The California Public Employee Retirement System (CalPERS) is about to report the world’s largest public employee pension suffered an actuarial investment loss of $30.8 billion last year.
CalPERS manages the defined pension plan investments and record keeping for 3,007 California state and local government entities. The pension plan is also responsible for paying the pension benefits to 611,078 retirees and will eventually be responsible for paying retirement benefits to another 868,713 active and 335,908 inactive government workers.
Despite Governor Jerry Brown last summer demanding CalPERS immediately “lower its investment risk and volatility of returns” by reducing its “assumed” annual investment return from 7.5 percent to 6.5 percent, the CalPERS board voted 7- 3 on November 15, 2015 only to slowly reduce the investment return expectation over the next decade.
A frustrated Brown issued an angry warning:
“I am deeply disappointed that the CalPERS Board reversed course and adopted an irresponsible plan that will only keep the system dependent on unrealistic investment returns. This approach will expose the fund to an unacceptable level of risk in the coming years.”

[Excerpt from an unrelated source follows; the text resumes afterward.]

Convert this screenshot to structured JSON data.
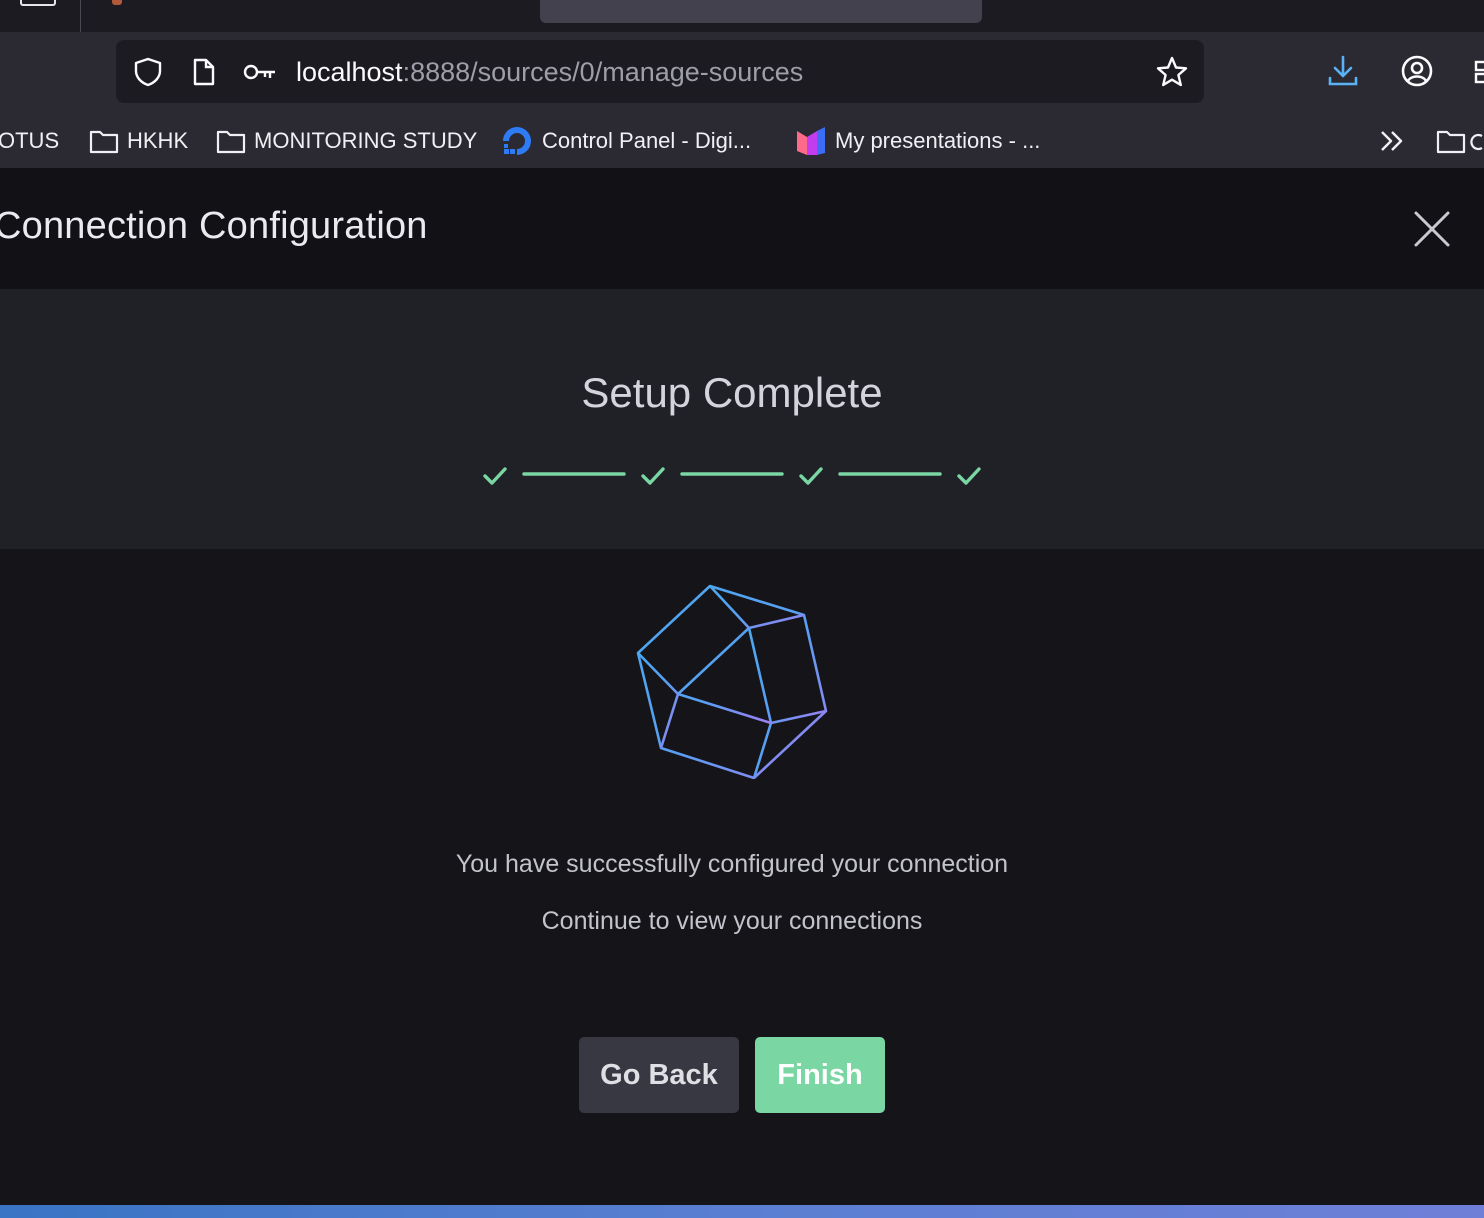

CalPERS has notoriously minimized the annual pension contribution for its 3,007 government entities by fantasizing that its superior investments expertise will allow its investments to compound every year without loss for the next three decades at an annual rate of 7.5 percent.
To understand just how inflated CalPERS’ assumed investment return really is, the U.S. Pension Benefit Guarantee Corporation estimate for private sector defined-benefit investment returns is only 4 percent.
Had CalPERS’ Board adopted Brown’s proposal to cut their public pension plan investment return assumption to 6.5 percent, the California Legislature have been required to increase the state’s annual pension contribution by 43 percent, from $4.7 billion to $6.7 billion.
For the 12 months ended on June 30, 2016, CalPERS investments lost 2.7 percent, or $8.2 billion. Combining the cash loss with the pension plan’s failure to earn any of the 7.5 percent “assumed” investment return of $22.6 billion, the CalPERS total “actuarial investment loss” was a stunning $30.8 billion.
CalPERS’ disastrous investment performance this year follows a dismal investment return of just 2.4 percent for the prior year ending June 30, 2015. As a result, CalPERS suffered a $15.4 billion actuarial investment loss for the prior year.
Adding the two years’ actuarial loss together, CalPERS’ $293.7 billion fund has suffered a $46.2 billion actuarial investment loss.
Since CalPERS cannot be held liable for its investment performance, the State of California and thousands of counties, cities and government agencies are responsible for making up the 15.7 percent actuarial loss.
Put in everyday terms, California government entities have just lost one out of every six dollars they planned to use to make pension payments.